Give every entry again, word for word.
■ ■ ■
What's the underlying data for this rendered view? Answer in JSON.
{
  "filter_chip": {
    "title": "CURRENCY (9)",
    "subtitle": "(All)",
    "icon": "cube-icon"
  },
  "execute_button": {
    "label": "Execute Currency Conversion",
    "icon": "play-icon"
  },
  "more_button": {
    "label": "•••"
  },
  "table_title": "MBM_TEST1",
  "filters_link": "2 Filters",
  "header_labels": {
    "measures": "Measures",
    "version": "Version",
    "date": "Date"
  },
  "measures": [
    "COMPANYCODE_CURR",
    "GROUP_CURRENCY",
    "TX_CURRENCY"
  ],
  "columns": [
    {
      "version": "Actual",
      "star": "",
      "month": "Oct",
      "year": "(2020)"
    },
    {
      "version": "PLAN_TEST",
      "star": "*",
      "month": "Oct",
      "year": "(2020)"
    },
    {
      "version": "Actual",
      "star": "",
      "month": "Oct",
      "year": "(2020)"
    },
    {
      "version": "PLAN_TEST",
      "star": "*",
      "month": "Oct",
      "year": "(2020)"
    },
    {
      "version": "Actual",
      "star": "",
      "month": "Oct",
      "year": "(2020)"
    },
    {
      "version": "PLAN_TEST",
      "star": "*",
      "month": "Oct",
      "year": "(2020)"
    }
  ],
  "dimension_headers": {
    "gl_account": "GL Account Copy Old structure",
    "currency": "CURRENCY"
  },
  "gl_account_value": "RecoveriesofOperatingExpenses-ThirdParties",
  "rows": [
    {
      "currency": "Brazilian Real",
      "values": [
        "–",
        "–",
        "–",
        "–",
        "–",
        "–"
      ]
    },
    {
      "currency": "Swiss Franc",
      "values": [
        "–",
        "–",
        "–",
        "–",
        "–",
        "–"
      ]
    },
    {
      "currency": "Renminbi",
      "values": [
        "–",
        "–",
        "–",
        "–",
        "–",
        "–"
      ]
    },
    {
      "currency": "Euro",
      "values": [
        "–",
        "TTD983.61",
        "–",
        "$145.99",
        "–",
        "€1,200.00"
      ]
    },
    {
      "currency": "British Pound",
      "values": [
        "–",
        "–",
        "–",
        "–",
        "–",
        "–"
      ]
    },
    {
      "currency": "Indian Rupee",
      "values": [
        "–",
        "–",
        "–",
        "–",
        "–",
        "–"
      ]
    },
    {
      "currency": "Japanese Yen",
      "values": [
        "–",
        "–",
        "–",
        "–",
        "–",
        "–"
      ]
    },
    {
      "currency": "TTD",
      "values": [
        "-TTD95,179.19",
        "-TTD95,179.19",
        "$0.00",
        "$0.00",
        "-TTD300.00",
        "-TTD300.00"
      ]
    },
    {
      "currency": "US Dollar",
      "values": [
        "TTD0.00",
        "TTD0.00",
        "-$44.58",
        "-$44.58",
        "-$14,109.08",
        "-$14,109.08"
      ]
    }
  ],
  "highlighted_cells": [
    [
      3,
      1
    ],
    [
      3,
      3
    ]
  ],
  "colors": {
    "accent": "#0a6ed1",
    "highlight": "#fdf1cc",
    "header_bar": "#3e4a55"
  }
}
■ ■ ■
**Solved problem**
What's the underlying data for this rendered view? Answer in JSON.
{
  "filter_chip": {
    "title": "CURRENCY (9)",
    "subtitle": "(All)",
    "icon": "cube-icon"
  },
  "execute_button": {
    "label": "Execute Currency Conversion",
    "icon": "play-icon"
  },
  "more_button": {
    "label": "•••"
  },
  "table_title": "MBM_TEST1",
  "filters_link": "2 Filters",
  "header_labels": {
    "measures": "Measures",
    "version": "Version",
    "date": "Date"
  },
  "measures": [
    "COMPANYCODE_CURR",
    "GROUP_CURRENCY",
    "TX_CURRENCY"
  ],
  "columns": [
    {
      "version": "Actual",
      "star": "",
      "month": "Oct",
      "year": "(2020)"
    },
    {
      "version": "PLAN_TEST",
      "star": "*",
      "month": "Oct",
      "year": "(2020)"
    },
    {
      "version": "Actual",
      "star": "",
      "month": "Oct",
      "year": "(2020)"
    },
    {
      "version": "PLAN_TEST",
      "star": "*",
      "month": "Oct",
      "year": "(2020)"
    },
    {
      "version": "Actual",
      "star": "",
      "month": "Oct",
      "year": "(2020)"
    },
    {
      "version": "PLAN_TEST",
      "star": "*",
      "month": "Oct",
      "year": "(2020)"
    }
  ],
  "dimension_headers": {
    "gl_account": "GL Account Copy Old structure",
    "currency": "CURRENCY"
  },
  "gl_account_value": "RecoveriesofOperatingExpenses-ThirdParties",
  "rows": [
    {
      "currency": "Brazilian Real",
      "values": [
        "–",
        "–",
        "–",
        "–",
        "–",
        "–"
      ]
    },
    {
      "currency": "Swiss Franc",
      "values": [
        "–",
        "–",
        "–",
        "–",
        "–",
        "–"
      ]
    },
    {
      "currency": "Renminbi",
      "values": [
        "–",
        "–",
        "–",
        "–",
        "–",
        "–"
      ]
    },
    {
      "currency": "Euro",
      "values": [
        "–",
        "TTD983.61",
        "–",
        "$145.99",
        "–",
        "€1,200.00"
      ]
    },
    {
      "currency": "British Pound",
      "values": [
        "–",
        "–",
        "–",
        "–",
        "–",
        "–"
      ]
    },
    {
      "currency": "Indian Rupee",
      "values": [
        "–",
        "–",
        "–",
        "–",
        "–",
        "–"
      ]
    },
    {
      "currency": "Japanese Yen",
      "values": [
        "–",
        "–",
        "–",
        "–",
        "–",
        "–"
      ]
    },
    {
      "currency": "TTD",
      "values": [
        "-TTD95,179.19",
        "-TTD95,179.19",
        "$0.00",
        "$0.00",
        "-TTD300.00",
        "-TTD300.00"
      ]
    },
    {
      "currency": "US Dollar",
      "values": [
        "TTD0.00",
        "TTD0.00",
        "-$44.58",
        "-$44.58",
        "-$14,109.08",
        "-$14,109.08"
      ]
    }
  ],
  "highlighted_cells": [
    [
      3,
      1
    ],
    [
      3,
      3
    ]
  ],
  "colors": {
    "accent": "#0a6ed1",
    "highlight": "#fdf1cc",
    "header_bar": "#3e4a55"
  }
}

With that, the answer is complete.